SUPPLIED MATERIAL ->
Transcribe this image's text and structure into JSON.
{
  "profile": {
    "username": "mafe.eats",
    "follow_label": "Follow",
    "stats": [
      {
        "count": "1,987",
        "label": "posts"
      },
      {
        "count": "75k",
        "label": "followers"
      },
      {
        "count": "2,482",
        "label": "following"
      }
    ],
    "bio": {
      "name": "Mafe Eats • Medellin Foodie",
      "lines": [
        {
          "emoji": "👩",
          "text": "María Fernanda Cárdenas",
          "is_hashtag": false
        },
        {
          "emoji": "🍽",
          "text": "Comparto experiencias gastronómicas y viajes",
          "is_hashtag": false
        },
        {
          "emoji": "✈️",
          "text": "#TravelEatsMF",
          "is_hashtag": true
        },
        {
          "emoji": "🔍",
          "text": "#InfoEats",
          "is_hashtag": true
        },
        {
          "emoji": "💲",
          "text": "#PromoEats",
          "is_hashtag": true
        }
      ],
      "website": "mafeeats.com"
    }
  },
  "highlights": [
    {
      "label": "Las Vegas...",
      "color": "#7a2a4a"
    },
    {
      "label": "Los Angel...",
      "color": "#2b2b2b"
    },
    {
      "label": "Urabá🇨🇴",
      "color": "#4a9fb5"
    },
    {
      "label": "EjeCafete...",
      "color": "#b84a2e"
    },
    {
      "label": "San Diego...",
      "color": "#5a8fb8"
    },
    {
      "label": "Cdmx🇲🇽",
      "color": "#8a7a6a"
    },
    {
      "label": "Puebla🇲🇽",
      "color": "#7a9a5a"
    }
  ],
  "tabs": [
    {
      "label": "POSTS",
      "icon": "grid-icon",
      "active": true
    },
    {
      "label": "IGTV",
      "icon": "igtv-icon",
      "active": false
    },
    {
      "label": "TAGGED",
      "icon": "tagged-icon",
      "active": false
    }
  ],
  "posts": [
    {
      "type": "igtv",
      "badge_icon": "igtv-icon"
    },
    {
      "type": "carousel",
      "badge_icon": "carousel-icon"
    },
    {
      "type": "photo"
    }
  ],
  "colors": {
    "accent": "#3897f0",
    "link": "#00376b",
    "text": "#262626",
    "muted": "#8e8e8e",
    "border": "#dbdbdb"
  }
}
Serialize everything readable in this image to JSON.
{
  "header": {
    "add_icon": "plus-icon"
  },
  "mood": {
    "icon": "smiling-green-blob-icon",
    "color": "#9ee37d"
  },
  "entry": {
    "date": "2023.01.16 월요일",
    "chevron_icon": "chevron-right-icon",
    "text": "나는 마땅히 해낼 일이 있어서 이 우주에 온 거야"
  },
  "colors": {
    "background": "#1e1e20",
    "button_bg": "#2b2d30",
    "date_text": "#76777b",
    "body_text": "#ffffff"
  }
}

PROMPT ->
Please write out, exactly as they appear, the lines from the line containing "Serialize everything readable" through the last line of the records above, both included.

EXPECTED OUTPUT ->
Serialize everything readable in this image to JSON.
{
  "header": {
    "add_icon": "plus-icon"
  },
  "mood": {
    "icon": "smiling-green-blob-icon",
    "color": "#9ee37d"
  },
  "entry": {
    "date": "2023.01.16 월요일",
    "chevron_icon": "chevron-right-icon",
    "text": "나는 마땅히 해낼 일이 있어서 이 우주에 온 거야"
  },
  "colors": {
    "background": "#1e1e20",
    "button_bg": "#2b2d30",
    "date_text": "#76777b",
    "body_text": "#ffffff"
  }
}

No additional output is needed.